3. There are 31 places in the United States that have the word “Liberty” in them. Iowa is the state with the most – Libertyville, West Liberty, North Liberty and New Liberty.
4. Fireworks imported from China to the United States in 2006 were valued at $216 million. Be sure to catch some of those fireworks at Red White and Boom tonight, a fireworks display on the riverfront presented by Davenport and Rock Island.
The biggest factor in a successful vacation is achieving a change of perspective, and in these times of rising costs many people are choosing to “get away from it all” while staying close to home. The Quad Cities have a lot to offer – we’re a vacation destination for many. In fact, in an April, 2008 article entitled “Great River Road Trip” the National Geographic Traveler magazine recommends Davenport, Iowa, as the “most rewarding stop.” A family could have more than enough activities to fill a week’s worth of vacation right here at home.
The Quad Cities Convention and Visitors Bureau has a wealth of recommendations and ideas for vacationing close to home. And if you’d like to explore surrounding areas, the site also has some great Day Tripping suggestions.
The Davenport Library recommends these titles for Iowa travel:
The Great Iowa Touring Book: 27 Spectacular Auto Tours by Mike Whye
Great Iowa Walks: 50 Strolls, Rambles, Hikes and Treks by Lynn L. Walters
Country Roads of Iowa by Loralee Wenger
Perhaps your family would enjoy a day trip, or longer, to one of the many beautiful Iowa State Parks. And, of course, there are many beautiful state parks across the river in Illinois.
Whatever you do, where ever you go in the QC region, have a great summer!
Looking for something to do with your favorite guy this weekend? Celebrate Father’s Day with one of these fun activities you can share.
1. Ride the River. This fun bike ride on Sunday not only takes you on a tour of the Quad Cities, you get to cross the river on the Celebration Belle. Winding through Davenport, Bettendorf, Moline, East Moline and Rock Island, returning via the Centennial Bridge, this is a great way to see your community up close. Because of expected flooding this year, some of the route will be changed but will still start from the Union Station in Davenport. Be sure to wear your helmet!
2. Go the All-American route and take in a baseball game. The Quad City River Bandits will be playing the Beloit Snappers this Sunday at 1pm, weather and field conditions permitting. Treat Dad to a hot dog and watch the home runs fly.
3. Prefer to stay indoors? Check out the DVD collection at the Davenport Library and pick out a movie (maybe one featuring a superhero to watch with your own hero!) Just add popcorn and soda for your own private screening.

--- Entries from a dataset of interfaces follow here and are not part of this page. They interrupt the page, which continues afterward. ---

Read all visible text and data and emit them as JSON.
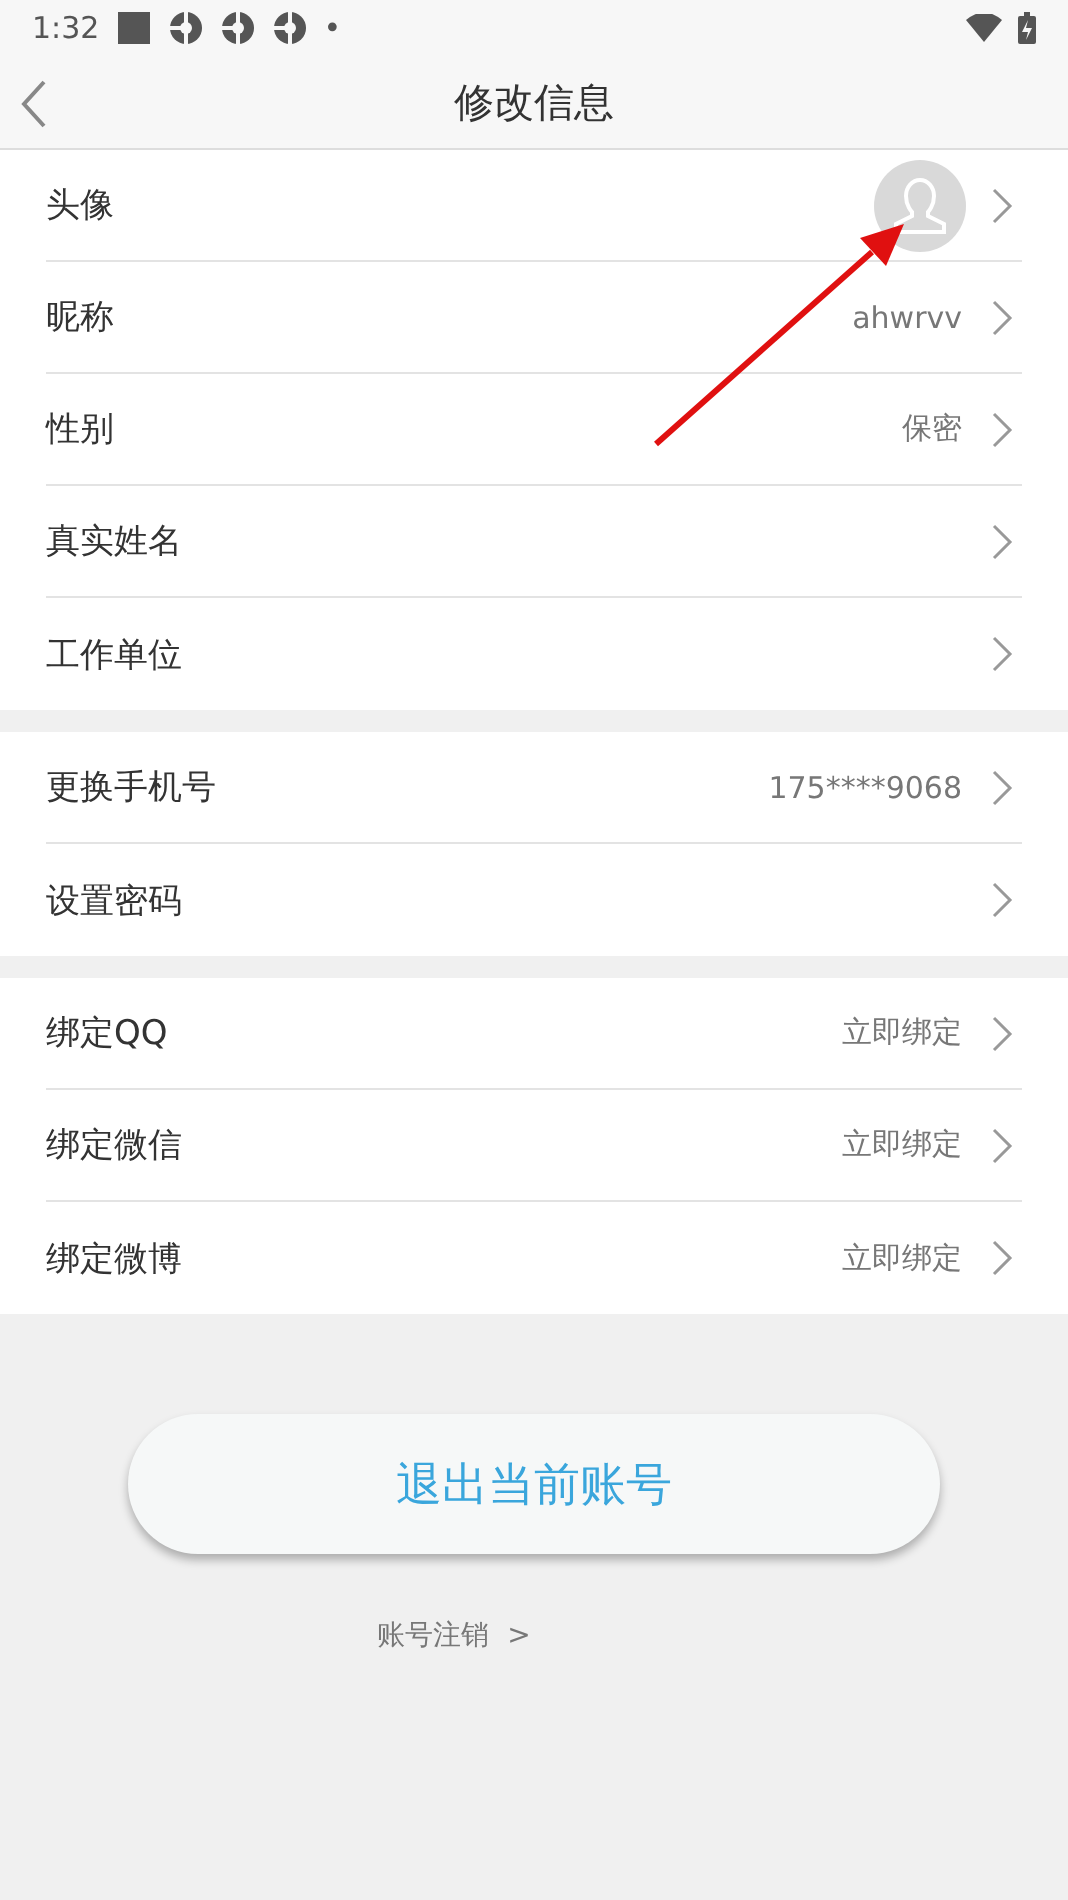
{
  "status_bar": {
    "time": "1:32",
    "more": "•"
  },
  "header": {
    "title": "修改信息"
  },
  "groups": [
    {
      "rows": [
        {
          "kind": "avatar",
          "label": "头像"
        },
        {
          "kind": "text",
          "label": "昵称",
          "value": "ahwrvv"
        },
        {
          "kind": "text",
          "label": "性别",
          "value": "保密"
        },
        {
          "kind": "text",
          "label": "真实姓名"
        },
        {
          "kind": "text",
          "label": "工作单位"
        }
      ]
    },
    {
      "rows": [
        {
          "kind": "text",
          "label": "更换手机号",
          "value": "175****9068"
        },
        {
          "kind": "text",
          "label": "设置密码"
        }
      ]
    },
    {
      "rows": [
        {
          "kind": "text",
          "label": "绑定QQ",
          "value": "立即绑定"
        },
        {
          "kind": "text",
          "label": "绑定微信",
          "value": "立即绑定"
        },
        {
          "kind": "text",
          "label": "绑定微博",
          "value": "立即绑定"
        }
      ]
    }
  ],
  "logout_button": "退出当前账号",
  "cancel_link": "账号注销  >"
}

4. Take Dad fishing. West Lake Park just outside of Davenport offers four lakes to fish for bluegill, crappie and largemouth bass. The park also has hiking trails, campgrounds, picnic tables and boat rentals.
Share a memory – they’re ten times better than a tie!